Today, everyone has a social media platform to curse the president, the National Rifle Association and anyone else with whom they disagree. Civil discourse is a lost art.
My 38 years of law enforcement experience includes being wounded in a shoot-out with two armed robbers, one of whom illegally obtained a rifle from Kmart. Back then, Rosie O’Donnell was the spokesperson for Kmart.
After the Las Vegas massacre on Oct. 1, I wrote that there were no easy answers to evil; there still isn’t.
The Florida school massacre has spawned a new wave of activists calling for more gun laws and vilifying the NRA. They are misinformed and are being manipulated by the media.
Blaming the NRA for a mass murder is like blaming Weight Watchers for obesity or the American Kennel Club for dog attacks. NRA members don’t commit mass murders. However, NRA-trained citizens use firearms to deter and prevent violent crimes daily.
Demonstrators demand a five-minute cure for a 25-year-old symptom, and they won’t allow good facts to stand in the way of bad laws.
There is no simple strategy to combat the evil that permeates social media, video entertainment and the hearts and minds of wicked people. Criminals do not obey gun laws, whether there are 20 or 20,000 new gun laws.
The next two school shooters have already procured their firearms and have planned their attacks. They are merely waiting for the time and date that will enhance their notoriety.
Law enforcement nationwide, in unity with their school districts, are proactively planning deterrence and reaction to the next shooter. I recommend that off-duty and retired peace officers be allowed to carry their firearms on school campuses at any time.
We can plan and train, but enhanced background checks must be a part of continual deterrence.
To prevent future violent crimes, there should be a national database of all children being treated for emotional or behavioral problems, especially those being treated with psychotropic drugs. When they reach the age of majority and wish to purchase a firearm, the background check will include this database. A physician or a judge, or both, would have to adjudicate their mental condition prior to the purchase of a firearm.
The millions of people who are addicted to heroin and fentanyl should also be placed into a national database preventing them from purchasing a firearm.
Will databases and background checks prevent all shootings? No, but it is one step in a multidisciplinary approach.
Will confiscating everyone’s firearms, all 325 million, prevent future gun violence? No, because criminals do not obey laws.
Finally, instead of blaming innocent people and organizations for the acts of evildoers, prosecute the criminals.

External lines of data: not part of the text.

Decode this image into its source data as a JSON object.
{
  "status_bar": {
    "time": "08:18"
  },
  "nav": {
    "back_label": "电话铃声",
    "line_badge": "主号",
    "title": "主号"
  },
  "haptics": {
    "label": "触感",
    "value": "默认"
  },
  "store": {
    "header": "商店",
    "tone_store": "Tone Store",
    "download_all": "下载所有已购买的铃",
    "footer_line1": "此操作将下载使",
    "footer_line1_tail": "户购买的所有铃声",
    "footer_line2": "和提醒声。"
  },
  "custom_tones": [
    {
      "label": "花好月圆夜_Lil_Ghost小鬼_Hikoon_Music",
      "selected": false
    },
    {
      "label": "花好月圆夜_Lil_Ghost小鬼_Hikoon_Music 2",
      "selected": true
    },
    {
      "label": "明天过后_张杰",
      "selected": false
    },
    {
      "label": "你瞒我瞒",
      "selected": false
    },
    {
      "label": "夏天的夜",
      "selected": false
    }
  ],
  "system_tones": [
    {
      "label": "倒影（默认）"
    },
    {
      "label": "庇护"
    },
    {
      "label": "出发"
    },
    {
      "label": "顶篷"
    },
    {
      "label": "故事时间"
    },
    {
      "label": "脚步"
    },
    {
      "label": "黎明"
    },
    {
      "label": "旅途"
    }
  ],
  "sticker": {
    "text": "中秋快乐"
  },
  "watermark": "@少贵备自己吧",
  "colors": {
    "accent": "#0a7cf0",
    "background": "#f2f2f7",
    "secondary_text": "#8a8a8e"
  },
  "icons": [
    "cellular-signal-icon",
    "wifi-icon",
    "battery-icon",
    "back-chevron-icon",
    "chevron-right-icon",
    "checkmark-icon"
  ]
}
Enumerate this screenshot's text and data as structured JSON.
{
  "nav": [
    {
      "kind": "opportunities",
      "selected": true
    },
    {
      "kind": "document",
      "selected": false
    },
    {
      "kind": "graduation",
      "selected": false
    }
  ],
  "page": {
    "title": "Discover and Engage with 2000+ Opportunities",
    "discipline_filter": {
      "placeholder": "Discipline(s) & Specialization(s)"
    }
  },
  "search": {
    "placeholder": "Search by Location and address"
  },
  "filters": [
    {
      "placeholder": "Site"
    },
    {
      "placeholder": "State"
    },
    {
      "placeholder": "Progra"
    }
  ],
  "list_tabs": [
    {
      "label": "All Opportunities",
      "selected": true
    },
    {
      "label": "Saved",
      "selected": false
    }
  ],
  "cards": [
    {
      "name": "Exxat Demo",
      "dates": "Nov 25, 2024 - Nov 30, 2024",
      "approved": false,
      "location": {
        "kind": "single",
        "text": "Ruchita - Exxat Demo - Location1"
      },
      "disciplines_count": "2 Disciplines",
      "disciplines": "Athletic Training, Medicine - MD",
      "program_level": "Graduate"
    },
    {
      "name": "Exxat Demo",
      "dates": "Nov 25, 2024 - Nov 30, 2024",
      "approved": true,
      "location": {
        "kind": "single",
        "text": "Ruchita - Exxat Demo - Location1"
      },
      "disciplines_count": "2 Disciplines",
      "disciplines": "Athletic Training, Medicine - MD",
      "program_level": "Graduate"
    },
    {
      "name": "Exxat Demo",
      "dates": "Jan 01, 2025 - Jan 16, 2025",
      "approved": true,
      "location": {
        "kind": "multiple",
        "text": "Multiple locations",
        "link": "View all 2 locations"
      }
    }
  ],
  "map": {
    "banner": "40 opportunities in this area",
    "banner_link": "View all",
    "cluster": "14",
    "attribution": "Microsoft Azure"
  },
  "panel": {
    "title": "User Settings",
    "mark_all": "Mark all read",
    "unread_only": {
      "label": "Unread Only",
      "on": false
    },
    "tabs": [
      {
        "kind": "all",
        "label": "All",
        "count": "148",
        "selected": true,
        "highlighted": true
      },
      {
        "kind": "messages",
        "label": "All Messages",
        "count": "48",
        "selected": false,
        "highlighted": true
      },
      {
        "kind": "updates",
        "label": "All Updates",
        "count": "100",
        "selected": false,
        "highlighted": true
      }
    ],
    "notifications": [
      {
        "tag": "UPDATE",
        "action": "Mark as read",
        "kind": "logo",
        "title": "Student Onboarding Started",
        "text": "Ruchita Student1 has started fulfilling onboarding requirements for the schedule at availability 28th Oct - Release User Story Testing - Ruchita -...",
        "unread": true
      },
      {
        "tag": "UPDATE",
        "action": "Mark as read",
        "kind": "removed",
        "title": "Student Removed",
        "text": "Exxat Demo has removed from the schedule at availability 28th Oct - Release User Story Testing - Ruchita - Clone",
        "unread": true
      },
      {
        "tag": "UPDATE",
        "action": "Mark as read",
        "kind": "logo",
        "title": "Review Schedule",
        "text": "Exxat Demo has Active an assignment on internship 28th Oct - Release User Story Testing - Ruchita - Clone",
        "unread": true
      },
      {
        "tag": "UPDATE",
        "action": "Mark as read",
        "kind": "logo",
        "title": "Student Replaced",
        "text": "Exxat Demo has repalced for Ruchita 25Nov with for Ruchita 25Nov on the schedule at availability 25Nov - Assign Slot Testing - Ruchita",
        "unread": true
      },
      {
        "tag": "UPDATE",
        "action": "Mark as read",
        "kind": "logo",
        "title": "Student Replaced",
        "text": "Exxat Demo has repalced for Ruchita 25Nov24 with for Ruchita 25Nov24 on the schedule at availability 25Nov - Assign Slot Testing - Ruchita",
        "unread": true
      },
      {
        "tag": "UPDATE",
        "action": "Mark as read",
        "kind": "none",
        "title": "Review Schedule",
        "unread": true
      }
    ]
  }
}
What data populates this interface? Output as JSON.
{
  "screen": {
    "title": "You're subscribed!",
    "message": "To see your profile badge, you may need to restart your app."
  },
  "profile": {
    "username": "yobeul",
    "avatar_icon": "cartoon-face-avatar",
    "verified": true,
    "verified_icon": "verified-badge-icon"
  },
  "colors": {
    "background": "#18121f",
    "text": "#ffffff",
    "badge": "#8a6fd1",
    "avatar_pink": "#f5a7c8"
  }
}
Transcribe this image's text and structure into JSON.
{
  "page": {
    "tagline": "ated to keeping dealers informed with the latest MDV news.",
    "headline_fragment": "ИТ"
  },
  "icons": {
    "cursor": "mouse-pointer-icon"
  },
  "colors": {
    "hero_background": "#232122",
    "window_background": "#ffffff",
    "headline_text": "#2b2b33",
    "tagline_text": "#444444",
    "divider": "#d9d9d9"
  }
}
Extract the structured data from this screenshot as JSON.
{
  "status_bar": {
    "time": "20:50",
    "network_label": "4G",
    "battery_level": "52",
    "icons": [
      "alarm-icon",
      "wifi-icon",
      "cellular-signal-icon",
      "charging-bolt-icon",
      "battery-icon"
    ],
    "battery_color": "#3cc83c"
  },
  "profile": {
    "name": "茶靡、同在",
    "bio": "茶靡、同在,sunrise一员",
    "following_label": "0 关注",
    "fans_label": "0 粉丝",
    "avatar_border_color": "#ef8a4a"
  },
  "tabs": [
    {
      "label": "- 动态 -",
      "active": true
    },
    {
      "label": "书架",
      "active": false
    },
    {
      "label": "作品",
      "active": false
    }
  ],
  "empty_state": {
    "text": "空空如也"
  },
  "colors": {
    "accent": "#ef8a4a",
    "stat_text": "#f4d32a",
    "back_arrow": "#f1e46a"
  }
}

Is there anyone else angry at the Florida shooter besides me?
Dan Jennings is a retired military police captain, a retired police sergeant and a lifetime NRA member. He can be contacted at firstname.lastname@example.org